─── Source data

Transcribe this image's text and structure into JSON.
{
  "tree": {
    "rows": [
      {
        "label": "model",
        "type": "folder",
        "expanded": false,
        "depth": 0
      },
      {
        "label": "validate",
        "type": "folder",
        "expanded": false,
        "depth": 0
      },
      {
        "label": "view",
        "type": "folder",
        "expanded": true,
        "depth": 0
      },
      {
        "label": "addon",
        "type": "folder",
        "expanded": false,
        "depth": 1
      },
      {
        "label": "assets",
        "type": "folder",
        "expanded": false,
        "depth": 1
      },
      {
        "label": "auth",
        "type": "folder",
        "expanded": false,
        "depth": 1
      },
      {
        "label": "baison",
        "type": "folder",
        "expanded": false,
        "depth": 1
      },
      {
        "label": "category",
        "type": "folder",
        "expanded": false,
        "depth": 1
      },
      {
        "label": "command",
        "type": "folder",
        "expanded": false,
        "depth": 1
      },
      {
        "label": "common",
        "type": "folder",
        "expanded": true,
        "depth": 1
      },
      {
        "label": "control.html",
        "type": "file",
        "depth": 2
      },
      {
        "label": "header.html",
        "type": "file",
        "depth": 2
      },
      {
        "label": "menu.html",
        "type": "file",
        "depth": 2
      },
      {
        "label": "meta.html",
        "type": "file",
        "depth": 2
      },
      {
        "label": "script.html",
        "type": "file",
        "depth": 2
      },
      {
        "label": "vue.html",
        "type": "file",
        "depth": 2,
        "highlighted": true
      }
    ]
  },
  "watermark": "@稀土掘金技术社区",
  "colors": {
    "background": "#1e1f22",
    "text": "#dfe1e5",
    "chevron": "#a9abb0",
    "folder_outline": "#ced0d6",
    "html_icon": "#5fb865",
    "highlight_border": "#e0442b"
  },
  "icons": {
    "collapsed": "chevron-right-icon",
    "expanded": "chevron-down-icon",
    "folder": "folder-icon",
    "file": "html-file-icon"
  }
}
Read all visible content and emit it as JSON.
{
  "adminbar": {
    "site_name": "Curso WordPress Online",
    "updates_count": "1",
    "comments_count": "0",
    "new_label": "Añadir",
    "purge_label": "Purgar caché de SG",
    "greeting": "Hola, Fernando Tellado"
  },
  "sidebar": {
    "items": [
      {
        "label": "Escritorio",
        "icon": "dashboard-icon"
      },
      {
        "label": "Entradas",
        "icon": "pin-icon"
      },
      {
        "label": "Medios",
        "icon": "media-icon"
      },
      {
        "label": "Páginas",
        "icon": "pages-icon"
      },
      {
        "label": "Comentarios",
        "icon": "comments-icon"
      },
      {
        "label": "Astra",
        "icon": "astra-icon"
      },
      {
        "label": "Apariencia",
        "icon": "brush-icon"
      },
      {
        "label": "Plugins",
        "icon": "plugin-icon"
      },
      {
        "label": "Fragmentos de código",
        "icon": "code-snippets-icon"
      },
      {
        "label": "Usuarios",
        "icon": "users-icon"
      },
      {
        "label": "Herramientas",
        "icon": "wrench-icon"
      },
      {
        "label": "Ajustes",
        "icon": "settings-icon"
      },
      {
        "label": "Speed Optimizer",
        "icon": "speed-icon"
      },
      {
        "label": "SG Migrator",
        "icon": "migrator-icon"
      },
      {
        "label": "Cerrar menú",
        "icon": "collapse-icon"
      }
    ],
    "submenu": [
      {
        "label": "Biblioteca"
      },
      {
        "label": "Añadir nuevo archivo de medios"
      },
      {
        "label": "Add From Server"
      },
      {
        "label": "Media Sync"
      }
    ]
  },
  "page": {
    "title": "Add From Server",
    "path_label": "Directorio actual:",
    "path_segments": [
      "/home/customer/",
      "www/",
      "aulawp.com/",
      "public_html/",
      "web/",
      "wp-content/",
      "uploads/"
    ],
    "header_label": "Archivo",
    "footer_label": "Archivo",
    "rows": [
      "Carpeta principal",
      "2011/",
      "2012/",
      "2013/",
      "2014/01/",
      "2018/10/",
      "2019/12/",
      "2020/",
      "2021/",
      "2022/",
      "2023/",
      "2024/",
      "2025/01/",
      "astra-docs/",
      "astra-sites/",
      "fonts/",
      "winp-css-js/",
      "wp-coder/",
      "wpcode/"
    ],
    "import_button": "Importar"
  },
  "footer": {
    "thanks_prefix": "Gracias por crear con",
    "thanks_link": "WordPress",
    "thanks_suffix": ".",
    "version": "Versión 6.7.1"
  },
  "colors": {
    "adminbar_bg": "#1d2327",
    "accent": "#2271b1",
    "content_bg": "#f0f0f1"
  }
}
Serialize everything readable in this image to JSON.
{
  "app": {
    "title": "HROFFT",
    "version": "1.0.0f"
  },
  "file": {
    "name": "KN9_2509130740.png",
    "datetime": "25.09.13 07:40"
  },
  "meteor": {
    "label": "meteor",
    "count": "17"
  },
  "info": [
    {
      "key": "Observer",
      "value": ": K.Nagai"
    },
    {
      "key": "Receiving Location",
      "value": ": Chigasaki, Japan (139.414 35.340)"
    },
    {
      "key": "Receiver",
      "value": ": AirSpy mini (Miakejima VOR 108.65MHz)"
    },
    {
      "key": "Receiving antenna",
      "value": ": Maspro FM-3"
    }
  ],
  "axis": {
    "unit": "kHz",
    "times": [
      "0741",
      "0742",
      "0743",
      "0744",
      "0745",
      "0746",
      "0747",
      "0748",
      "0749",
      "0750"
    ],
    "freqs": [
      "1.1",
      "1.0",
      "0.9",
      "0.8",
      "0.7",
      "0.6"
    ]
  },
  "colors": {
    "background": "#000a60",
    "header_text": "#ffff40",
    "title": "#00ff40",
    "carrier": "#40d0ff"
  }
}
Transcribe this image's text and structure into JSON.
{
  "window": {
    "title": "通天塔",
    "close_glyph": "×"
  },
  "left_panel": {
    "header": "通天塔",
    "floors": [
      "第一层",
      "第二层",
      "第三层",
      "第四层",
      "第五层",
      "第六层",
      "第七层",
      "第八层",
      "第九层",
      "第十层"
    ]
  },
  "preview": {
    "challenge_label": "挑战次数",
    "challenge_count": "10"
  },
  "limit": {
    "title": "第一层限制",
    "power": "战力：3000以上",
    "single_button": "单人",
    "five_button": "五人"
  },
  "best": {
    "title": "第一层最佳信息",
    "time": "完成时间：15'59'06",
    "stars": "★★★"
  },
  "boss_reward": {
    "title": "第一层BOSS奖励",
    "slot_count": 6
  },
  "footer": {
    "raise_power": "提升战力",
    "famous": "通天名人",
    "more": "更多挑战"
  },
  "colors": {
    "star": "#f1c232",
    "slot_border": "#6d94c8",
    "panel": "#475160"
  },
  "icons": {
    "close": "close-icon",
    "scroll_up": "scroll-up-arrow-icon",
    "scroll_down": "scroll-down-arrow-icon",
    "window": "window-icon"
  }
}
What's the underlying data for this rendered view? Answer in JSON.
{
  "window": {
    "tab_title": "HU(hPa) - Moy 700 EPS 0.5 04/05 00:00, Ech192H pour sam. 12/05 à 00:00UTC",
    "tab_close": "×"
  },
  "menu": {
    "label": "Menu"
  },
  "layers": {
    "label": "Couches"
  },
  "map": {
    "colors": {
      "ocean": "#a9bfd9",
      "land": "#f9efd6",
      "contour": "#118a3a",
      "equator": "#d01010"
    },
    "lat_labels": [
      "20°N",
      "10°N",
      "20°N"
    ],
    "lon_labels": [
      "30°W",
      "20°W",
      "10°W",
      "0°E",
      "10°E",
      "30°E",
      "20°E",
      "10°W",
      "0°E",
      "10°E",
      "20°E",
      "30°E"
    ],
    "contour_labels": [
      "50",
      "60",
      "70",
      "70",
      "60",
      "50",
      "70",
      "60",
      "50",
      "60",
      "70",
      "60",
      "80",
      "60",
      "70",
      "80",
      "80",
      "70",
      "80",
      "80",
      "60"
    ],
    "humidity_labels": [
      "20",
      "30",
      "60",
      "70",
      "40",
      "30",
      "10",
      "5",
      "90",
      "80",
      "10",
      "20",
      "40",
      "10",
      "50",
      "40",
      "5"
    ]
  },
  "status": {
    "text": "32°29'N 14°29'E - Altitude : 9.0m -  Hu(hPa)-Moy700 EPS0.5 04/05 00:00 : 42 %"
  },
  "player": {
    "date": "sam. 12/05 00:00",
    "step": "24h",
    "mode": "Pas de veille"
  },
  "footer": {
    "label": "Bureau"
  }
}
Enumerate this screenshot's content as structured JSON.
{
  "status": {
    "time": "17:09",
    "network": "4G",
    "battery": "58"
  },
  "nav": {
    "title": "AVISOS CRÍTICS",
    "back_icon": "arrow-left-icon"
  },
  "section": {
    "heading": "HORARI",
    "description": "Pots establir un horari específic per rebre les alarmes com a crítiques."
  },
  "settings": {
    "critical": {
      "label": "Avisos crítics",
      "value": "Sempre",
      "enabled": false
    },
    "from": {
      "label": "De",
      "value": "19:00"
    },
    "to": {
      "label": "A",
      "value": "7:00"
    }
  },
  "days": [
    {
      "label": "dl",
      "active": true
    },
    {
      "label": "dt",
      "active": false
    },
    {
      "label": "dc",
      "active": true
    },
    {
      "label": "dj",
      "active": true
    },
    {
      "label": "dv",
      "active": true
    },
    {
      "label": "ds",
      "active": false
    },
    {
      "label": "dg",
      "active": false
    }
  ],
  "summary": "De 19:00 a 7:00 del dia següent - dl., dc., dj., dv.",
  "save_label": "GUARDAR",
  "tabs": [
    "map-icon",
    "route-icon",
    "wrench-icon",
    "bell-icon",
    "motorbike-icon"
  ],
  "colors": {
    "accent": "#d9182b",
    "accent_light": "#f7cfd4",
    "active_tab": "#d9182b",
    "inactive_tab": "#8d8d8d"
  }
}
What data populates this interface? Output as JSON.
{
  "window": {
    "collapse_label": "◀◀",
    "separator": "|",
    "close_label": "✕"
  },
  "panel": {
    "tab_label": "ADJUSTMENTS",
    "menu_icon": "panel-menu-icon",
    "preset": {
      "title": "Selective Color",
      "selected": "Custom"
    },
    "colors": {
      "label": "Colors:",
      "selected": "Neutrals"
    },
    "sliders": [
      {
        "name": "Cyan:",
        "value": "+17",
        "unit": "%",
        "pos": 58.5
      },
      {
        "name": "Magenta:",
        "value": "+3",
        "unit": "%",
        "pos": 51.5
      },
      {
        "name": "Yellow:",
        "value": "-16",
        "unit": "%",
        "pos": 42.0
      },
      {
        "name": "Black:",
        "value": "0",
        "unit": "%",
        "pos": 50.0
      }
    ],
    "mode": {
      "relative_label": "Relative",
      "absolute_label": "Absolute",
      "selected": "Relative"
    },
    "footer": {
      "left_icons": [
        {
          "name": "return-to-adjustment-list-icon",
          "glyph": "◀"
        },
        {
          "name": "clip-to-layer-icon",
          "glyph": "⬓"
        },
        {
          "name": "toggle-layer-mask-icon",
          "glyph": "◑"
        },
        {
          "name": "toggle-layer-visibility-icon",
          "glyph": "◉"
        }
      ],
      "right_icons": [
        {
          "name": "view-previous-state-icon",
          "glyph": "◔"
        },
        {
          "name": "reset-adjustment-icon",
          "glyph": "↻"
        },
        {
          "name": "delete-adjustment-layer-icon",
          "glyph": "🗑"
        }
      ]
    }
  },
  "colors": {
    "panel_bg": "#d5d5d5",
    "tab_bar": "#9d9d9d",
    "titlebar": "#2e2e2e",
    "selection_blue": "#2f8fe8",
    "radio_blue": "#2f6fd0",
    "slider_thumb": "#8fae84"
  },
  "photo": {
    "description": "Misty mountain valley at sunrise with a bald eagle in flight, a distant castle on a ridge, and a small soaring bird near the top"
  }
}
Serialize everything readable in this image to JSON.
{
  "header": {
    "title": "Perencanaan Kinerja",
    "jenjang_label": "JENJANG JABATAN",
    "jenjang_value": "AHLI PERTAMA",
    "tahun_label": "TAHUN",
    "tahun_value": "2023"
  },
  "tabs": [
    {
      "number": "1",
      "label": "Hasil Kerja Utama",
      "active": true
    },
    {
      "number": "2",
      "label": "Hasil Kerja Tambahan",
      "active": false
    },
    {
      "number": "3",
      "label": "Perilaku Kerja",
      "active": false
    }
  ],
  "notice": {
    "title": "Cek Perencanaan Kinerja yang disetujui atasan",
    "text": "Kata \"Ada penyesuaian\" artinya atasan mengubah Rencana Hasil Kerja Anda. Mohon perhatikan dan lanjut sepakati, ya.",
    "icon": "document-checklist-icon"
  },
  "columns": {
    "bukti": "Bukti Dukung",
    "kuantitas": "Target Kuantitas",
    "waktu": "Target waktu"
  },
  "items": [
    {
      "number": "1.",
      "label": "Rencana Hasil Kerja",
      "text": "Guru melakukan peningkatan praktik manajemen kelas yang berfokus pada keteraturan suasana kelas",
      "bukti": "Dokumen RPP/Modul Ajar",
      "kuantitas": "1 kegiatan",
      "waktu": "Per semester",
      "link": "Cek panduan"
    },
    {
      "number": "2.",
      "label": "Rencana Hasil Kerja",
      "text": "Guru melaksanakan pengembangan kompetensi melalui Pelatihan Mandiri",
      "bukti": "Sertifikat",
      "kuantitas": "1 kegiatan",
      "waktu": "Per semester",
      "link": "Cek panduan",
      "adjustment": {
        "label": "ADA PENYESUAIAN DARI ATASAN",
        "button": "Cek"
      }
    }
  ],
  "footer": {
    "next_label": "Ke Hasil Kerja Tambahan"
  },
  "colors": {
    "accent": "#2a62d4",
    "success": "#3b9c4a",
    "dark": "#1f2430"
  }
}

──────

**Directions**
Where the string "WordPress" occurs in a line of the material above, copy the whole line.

**Final answer**
    "site_name": "Curso WordPress Online",
    "thanks_link": "WordPress",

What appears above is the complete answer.